## Exercise details:
When "Загрузить" occurs in a line of the material, copy that line.
------------------------------------------------------------
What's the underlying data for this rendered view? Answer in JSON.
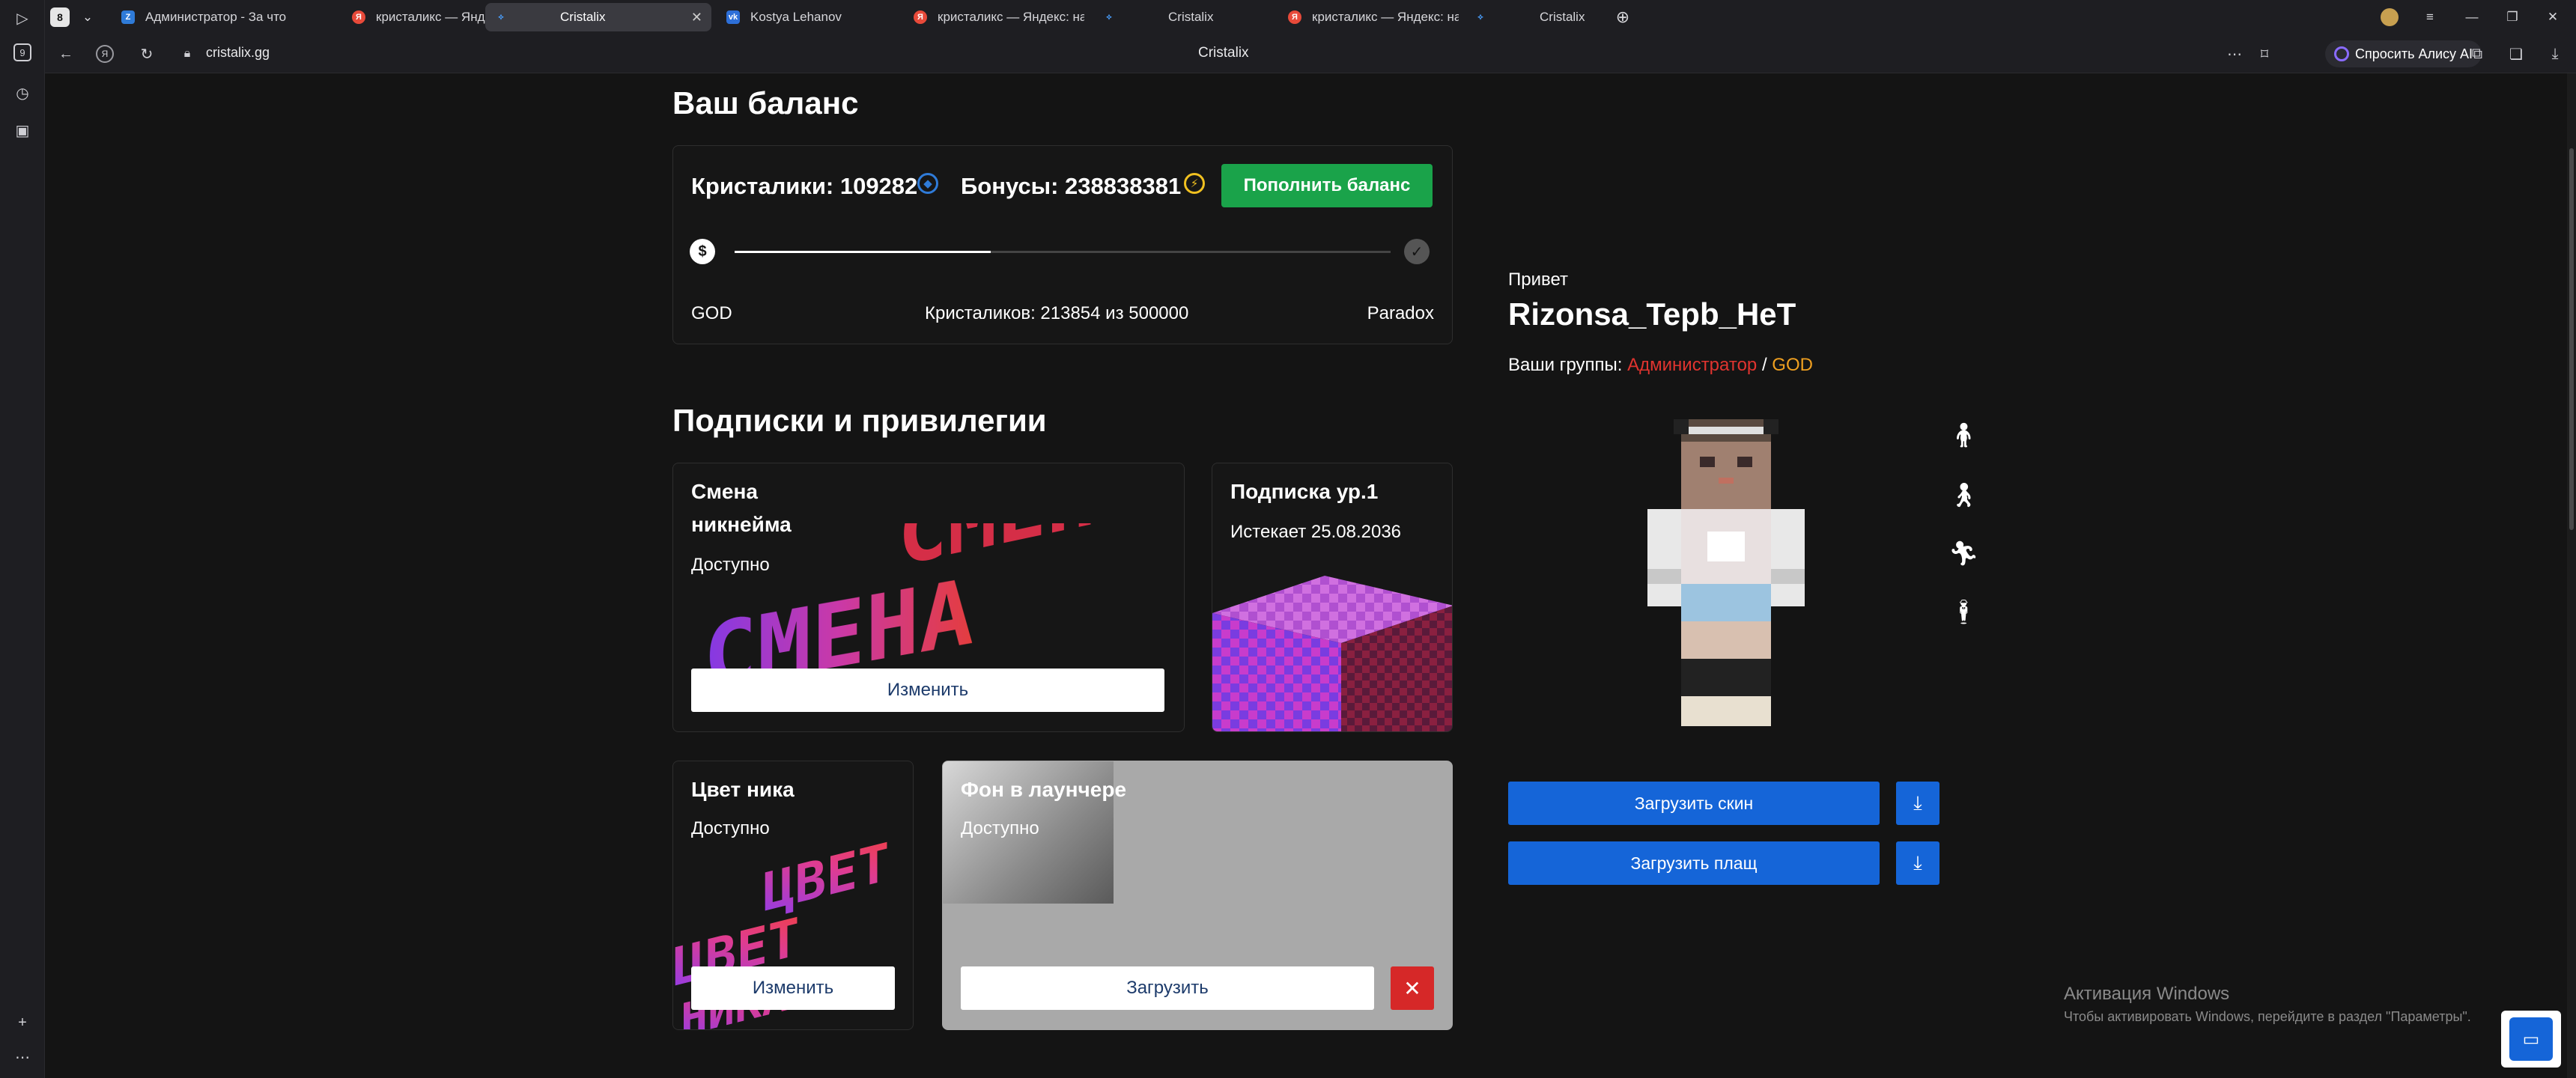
{
  "browser": {
    "tabs": [
      {
        "label": "Администратор - За что",
        "icon": "news-icon"
      },
      {
        "label": "кристаликс — Яндекс: на",
        "icon": "yandex-icon"
      },
      {
        "label": "Cristalix",
        "icon": "cristalix-icon",
        "active": true
      },
      {
        "label": "Kostya Lehanov",
        "icon": "vk-icon"
      },
      {
        "label": "кристаликс — Яндекс: на",
        "icon": "yandex-icon"
      },
      {
        "label": "Cristalix",
        "icon": "cristalix-icon"
      },
      {
        "label": "кристаликс — Яндекс: на",
        "icon": "yandex-icon"
      },
      {
        "label": "Cristalix",
        "icon": "cristalix-icon"
      }
    ],
    "profile_badge": "8",
    "url": "cristalix.gg",
    "page_title": "Cristalix",
    "alisa_label": "Спросить Алису AI",
    "sidebar_badge": "9"
  },
  "balance": {
    "title": "Ваш баланс",
    "crystals_label": "Кристалики: 109282",
    "bonuses_label": "Бонусы: 238838381",
    "topup_button": "Пополнить баланс",
    "progress": 0.39,
    "progress_from": "GOD",
    "progress_text": "Кристаликов: 213854 из 500000",
    "progress_to": "Paradox"
  },
  "subscriptions": {
    "title": "Подписки и привилегии",
    "cards": [
      {
        "title_line1": "Смена",
        "title_line2": "никнейма",
        "status": "Доступно",
        "button": "Изменить"
      },
      {
        "title": "Подписка ур.1",
        "status": "Истекает 25.08.2036"
      },
      {
        "title": "Цвет ника",
        "status": "Доступно",
        "button": "Изменить"
      },
      {
        "title": "Фон в лаунчере",
        "status": "Доступно",
        "button": "Загрузить"
      }
    ]
  },
  "profile": {
    "greeting": "Привет",
    "username": "Rizonsa_Tepb_HeT",
    "groups_label": "Ваши группы:",
    "group1": "Администратор",
    "separator": "/",
    "group2": "GOD",
    "upload_skin": "Загрузить скин",
    "upload_cape": "Загрузить плащ"
  },
  "windows_activation": {
    "title": "Активация Windows",
    "subtitle": "Чтобы активировать Windows, перейдите в раздел \"Параметры\"."
  },
  "colors": {
    "accent_green": "#1aa34a",
    "accent_blue": "#1565d8",
    "admin_red": "#e0342f",
    "god_orange": "#f0a020"
  }
}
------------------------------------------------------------
## Finished task:
        "button": "Загрузить"
    "upload_skin": "Загрузить скин",
    "upload_cape": "Загрузить плащ"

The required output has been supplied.